_What to do_. Copy out all of the entries, keeping every word the same.

_Element data from apps and pages_.

-*-

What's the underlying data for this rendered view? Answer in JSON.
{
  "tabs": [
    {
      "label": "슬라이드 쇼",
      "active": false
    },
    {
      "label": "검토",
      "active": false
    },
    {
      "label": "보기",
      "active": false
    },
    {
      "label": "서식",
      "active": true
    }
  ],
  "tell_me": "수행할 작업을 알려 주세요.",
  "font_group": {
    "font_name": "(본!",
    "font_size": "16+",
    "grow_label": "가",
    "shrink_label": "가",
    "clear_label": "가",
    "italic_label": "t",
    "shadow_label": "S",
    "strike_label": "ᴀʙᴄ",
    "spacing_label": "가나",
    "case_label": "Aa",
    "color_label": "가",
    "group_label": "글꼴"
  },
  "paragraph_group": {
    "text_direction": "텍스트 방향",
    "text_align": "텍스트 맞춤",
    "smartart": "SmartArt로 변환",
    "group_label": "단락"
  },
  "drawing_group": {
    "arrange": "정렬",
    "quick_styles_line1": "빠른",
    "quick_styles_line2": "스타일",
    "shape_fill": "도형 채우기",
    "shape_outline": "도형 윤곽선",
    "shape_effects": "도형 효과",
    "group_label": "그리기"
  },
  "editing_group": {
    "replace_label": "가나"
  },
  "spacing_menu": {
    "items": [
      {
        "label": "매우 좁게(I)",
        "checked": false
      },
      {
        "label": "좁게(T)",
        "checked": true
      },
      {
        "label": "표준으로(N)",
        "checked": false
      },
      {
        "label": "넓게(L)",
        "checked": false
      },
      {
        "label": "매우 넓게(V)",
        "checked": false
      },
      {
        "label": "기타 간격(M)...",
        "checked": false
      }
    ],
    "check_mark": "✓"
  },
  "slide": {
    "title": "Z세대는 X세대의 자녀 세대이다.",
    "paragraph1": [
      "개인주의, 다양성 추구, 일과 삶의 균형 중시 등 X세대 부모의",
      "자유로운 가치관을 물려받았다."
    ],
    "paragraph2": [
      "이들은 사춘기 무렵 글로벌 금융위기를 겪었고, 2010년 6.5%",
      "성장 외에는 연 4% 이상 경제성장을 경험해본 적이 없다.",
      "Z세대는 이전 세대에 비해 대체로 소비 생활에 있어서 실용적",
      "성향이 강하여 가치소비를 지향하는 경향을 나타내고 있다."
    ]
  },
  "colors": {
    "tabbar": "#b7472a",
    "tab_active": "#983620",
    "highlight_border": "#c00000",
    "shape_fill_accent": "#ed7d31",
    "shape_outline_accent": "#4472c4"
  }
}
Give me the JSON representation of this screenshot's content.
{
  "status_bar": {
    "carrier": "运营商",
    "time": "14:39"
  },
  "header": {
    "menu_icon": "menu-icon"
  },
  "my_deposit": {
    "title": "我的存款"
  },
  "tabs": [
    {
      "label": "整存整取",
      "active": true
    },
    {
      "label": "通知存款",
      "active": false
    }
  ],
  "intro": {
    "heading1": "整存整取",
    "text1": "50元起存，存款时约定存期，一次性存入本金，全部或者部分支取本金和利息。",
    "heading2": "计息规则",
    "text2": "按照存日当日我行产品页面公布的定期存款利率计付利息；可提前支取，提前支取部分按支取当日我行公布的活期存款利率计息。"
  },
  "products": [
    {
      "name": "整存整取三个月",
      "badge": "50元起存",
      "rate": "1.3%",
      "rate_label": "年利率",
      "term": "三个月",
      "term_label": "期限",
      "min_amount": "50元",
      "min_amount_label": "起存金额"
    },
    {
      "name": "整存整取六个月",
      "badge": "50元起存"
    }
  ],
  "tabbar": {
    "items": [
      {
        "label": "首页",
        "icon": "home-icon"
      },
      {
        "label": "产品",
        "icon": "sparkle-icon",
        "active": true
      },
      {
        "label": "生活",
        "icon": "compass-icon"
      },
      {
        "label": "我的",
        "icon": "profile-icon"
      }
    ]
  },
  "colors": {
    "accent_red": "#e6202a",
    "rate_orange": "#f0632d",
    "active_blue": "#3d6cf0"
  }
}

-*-

_Your solution_.
What's the underlying data for this rendered view? Answer in JSON.
{
  "tabs": [
    {
      "label": "슬라이드 쇼",
      "active": false
    },
    {
      "label": "검토",
      "active": false
    },
    {
      "label": "보기",
      "active": false
    },
    {
      "label": "서식",
      "active": true
    }
  ],
  "tell_me": "수행할 작업을 알려 주세요.",
  "font_group": {
    "font_name": "(본!",
    "font_size": "16+",
    "grow_label": "가",
    "shrink_label": "가",
    "clear_label": "가",
    "italic_label": "t",
    "shadow_label": "S",
    "strike_label": "ᴀʙᴄ",
    "spacing_label": "가나",
    "case_label": "Aa",
    "color_label": "가",
    "group_label": "글꼴"
  },
  "paragraph_group": {
    "text_direction": "텍스트 방향",
    "text_align": "텍스트 맞춤",
    "smartart": "SmartArt로 변환",
    "group_label": "단락"
  },
  "drawing_group": {
    "arrange": "정렬",
    "quick_styles_line1": "빠른",
    "quick_styles_line2": "스타일",
    "shape_fill": "도형 채우기",
    "shape_outline": "도형 윤곽선",
    "shape_effects": "도형 효과",
    "group_label": "그리기"
  },
  "editing_group": {
    "replace_label": "가나"
  },
  "spacing_menu": {
    "items": [
      {
        "label": "매우 좁게(I)",
        "checked": false
      },
      {
        "label": "좁게(T)",
        "checked": true
      },
      {
        "label": "표준으로(N)",
        "checked": false
      },
      {
        "label": "넓게(L)",
        "checked": false
      },
      {
        "label": "매우 넓게(V)",
        "checked": false
      },
      {
        "label": "기타 간격(M)...",
        "checked": false
      }
    ],
    "check_mark": "✓"
  },
  "slide": {
    "title": "Z세대는 X세대의 자녀 세대이다.",
    "paragraph1": [
      "개인주의, 다양성 추구, 일과 삶의 균형 중시 등 X세대 부모의",
      "자유로운 가치관을 물려받았다."
    ],
    "paragraph2": [
      "이들은 사춘기 무렵 글로벌 금융위기를 겪었고, 2010년 6.5%",
      "성장 외에는 연 4% 이상 경제성장을 경험해본 적이 없다.",
      "Z세대는 이전 세대에 비해 대체로 소비 생활에 있어서 실용적",
      "성향이 강하여 가치소비를 지향하는 경향을 나타내고 있다."
    ]
  },
  "colors": {
    "tabbar": "#b7472a",
    "tab_active": "#983620",
    "highlight_border": "#c00000",
    "shape_fill_accent": "#ed7d31",
    "shape_outline_accent": "#4472c4"
  }
}
Give me the JSON representation of this screenshot's content.
{
  "status_bar": {
    "carrier": "运营商",
    "time": "14:39"
  },
  "header": {
    "menu_icon": "menu-icon"
  },
  "my_deposit": {
    "title": "我的存款"
  },
  "tabs": [
    {
      "label": "整存整取",
      "active": true
    },
    {
      "label": "通知存款",
      "active": false
    }
  ],
  "intro": {
    "heading1": "整存整取",
    "text1": "50元起存，存款时约定存期，一次性存入本金，全部或者部分支取本金和利息。",
    "heading2": "计息规则",
    "text2": "按照存日当日我行产品页面公布的定期存款利率计付利息；可提前支取，提前支取部分按支取当日我行公布的活期存款利率计息。"
  },
  "products": [
    {
      "name": "整存整取三个月",
      "badge": "50元起存",
      "rate": "1.3%",
      "rate_label": "年利率",
      "term": "三个月",
      "term_label": "期限",
      "min_amount": "50元",
      "min_amount_label": "起存金额"
    },
    {
      "name": "整存整取六个月",
      "badge": "50元起存"
    }
  ],
  "tabbar": {
    "items": [
      {
        "label": "首页",
        "icon": "home-icon"
      },
      {
        "label": "产品",
        "icon": "sparkle-icon",
        "active": true
      },
      {
        "label": "生活",
        "icon": "compass-icon"
      },
      {
        "label": "我的",
        "icon": "profile-icon"
      }
    ]
  },
  "colors": {
    "accent_red": "#e6202a",
    "rate_orange": "#f0632d",
    "active_blue": "#3d6cf0"
  }
}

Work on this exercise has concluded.